=== WORK TO COMPLETE ===
Whenever a line below mentions the word "view", that line should be copied.

________________________

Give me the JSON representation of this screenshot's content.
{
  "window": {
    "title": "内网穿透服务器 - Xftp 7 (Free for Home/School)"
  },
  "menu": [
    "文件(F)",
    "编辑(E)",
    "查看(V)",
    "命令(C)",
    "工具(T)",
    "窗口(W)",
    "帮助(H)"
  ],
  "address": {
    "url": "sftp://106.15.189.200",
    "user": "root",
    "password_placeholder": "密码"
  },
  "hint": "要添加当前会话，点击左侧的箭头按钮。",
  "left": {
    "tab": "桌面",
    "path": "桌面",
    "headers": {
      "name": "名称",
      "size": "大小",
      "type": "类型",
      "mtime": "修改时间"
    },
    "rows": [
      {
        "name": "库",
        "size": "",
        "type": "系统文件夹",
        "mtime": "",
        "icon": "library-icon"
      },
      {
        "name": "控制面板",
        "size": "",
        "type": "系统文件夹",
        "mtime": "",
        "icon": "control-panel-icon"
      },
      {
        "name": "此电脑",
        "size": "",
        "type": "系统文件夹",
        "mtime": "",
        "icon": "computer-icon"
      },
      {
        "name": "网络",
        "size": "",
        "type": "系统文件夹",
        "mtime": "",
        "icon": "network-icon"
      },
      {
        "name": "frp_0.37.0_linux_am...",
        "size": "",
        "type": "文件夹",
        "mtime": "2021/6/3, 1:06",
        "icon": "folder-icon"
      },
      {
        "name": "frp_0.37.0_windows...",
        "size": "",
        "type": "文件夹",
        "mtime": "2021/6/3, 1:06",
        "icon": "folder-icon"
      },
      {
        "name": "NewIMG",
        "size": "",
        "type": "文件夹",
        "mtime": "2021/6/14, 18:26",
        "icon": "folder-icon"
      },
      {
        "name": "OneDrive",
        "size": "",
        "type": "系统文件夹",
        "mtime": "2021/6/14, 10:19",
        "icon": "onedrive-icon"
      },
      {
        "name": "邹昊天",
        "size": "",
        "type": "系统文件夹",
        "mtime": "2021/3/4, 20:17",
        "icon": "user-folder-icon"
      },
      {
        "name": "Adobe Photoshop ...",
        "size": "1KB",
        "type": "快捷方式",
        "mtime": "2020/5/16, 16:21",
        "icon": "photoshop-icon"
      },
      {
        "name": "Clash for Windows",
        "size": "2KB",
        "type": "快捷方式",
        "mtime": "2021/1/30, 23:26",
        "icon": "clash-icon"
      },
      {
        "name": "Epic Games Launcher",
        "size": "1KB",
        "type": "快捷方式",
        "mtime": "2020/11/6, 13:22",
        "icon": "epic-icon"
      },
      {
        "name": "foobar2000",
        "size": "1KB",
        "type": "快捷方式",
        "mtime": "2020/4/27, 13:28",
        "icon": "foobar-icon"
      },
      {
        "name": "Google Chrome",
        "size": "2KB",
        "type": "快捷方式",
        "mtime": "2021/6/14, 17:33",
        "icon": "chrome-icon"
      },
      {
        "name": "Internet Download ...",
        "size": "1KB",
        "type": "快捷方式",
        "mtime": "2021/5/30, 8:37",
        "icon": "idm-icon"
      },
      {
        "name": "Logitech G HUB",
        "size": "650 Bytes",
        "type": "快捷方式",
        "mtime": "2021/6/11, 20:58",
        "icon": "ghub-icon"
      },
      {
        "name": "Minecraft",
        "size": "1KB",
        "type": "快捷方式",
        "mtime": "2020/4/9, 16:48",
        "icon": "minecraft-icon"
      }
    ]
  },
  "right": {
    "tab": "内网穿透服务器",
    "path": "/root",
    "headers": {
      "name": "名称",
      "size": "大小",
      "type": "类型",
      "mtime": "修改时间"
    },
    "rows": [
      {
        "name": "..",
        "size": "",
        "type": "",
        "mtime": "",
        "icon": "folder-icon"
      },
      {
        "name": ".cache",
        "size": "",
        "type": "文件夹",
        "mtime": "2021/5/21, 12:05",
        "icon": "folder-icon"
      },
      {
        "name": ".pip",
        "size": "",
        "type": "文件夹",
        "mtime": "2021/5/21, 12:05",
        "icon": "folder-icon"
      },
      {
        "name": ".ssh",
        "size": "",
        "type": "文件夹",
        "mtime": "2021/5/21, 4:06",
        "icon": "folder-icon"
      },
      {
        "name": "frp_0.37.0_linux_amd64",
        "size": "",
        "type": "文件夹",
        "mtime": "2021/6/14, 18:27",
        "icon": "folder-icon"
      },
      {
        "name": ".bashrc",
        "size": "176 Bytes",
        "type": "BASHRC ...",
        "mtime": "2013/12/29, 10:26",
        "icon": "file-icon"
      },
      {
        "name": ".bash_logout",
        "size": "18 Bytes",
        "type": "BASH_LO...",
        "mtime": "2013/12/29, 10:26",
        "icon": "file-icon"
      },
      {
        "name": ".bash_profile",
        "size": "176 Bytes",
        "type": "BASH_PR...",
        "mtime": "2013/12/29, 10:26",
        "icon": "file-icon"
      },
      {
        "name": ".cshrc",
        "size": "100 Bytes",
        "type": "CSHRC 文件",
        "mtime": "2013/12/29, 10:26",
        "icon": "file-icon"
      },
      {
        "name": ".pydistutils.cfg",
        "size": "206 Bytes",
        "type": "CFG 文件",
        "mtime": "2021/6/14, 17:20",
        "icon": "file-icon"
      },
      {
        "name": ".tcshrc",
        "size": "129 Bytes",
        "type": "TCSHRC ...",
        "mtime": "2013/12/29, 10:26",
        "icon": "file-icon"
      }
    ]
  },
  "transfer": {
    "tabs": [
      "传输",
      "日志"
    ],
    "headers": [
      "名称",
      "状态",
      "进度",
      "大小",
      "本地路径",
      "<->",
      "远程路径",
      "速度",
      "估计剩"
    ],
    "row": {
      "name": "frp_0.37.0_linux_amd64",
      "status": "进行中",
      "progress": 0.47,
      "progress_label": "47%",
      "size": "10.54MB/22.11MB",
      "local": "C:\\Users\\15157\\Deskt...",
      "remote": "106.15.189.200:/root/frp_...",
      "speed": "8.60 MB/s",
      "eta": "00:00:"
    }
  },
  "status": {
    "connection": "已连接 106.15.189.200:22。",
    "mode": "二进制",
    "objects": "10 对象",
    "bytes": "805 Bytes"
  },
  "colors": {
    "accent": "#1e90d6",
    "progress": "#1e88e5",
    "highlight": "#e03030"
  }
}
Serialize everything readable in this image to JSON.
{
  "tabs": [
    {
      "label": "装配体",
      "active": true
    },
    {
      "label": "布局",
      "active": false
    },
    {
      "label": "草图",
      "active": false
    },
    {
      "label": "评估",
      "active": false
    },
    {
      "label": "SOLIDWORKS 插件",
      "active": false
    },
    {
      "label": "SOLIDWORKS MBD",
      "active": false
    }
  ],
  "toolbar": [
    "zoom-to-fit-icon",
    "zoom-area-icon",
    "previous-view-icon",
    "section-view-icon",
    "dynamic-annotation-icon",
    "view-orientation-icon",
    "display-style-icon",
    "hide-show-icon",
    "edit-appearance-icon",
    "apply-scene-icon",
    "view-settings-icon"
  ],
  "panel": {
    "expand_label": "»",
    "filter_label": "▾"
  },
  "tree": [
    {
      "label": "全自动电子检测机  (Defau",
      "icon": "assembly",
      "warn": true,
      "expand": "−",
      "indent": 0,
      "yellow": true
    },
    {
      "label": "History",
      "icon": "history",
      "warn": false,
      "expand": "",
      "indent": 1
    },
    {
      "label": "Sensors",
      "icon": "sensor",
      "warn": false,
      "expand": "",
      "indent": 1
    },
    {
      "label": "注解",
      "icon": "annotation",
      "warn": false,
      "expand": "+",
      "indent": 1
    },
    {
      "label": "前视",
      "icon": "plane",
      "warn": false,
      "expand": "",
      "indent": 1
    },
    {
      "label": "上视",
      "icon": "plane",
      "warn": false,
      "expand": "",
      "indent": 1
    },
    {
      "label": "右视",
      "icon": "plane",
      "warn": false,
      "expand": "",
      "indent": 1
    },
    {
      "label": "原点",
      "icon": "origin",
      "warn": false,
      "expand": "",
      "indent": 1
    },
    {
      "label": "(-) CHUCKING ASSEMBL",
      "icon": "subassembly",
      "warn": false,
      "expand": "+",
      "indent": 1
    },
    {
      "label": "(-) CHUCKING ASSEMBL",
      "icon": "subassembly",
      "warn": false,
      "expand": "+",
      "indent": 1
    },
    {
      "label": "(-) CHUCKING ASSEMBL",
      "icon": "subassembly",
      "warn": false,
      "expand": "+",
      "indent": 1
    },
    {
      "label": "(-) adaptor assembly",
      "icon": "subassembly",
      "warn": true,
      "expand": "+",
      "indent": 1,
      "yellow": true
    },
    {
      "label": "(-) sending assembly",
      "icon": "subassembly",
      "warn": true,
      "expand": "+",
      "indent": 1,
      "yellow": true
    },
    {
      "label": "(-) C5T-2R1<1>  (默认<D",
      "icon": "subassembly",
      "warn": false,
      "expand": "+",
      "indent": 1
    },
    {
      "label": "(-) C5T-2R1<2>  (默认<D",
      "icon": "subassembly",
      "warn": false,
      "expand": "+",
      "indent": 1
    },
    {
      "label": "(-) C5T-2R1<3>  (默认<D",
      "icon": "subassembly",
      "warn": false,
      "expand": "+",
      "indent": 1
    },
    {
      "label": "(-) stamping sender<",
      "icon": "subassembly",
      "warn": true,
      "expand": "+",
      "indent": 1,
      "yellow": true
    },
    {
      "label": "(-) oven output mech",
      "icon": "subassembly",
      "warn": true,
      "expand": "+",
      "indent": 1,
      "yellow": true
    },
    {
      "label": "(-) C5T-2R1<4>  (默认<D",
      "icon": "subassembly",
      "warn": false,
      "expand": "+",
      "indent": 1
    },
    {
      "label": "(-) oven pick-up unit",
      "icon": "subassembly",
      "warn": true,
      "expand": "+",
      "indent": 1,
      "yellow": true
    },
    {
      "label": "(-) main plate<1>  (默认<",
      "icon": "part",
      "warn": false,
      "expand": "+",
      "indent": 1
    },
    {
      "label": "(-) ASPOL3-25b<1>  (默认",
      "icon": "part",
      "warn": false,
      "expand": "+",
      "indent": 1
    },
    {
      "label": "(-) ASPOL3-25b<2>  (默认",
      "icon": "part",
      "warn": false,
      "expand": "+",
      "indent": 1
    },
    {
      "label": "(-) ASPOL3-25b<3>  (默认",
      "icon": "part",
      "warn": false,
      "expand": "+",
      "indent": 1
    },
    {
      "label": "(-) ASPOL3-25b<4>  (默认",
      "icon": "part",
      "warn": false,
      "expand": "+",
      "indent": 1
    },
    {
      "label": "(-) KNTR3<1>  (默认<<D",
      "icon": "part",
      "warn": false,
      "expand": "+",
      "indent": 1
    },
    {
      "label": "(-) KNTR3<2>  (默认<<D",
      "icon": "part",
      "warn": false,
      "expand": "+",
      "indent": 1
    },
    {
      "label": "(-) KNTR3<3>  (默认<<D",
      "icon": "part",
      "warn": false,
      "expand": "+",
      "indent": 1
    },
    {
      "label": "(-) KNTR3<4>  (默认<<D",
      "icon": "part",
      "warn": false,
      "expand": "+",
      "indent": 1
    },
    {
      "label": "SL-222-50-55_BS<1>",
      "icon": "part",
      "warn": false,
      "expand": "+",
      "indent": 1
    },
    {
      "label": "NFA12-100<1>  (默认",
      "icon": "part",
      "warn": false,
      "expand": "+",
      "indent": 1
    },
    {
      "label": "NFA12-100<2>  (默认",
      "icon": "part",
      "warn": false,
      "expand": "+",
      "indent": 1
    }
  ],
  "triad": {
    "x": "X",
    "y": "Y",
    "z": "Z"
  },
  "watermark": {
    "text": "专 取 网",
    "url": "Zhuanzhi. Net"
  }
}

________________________

=== EXERCISE OUTPUT ===
    "previous-view-icon",
    "section-view-icon",
    "view-orientation-icon",
    "view-settings-icon"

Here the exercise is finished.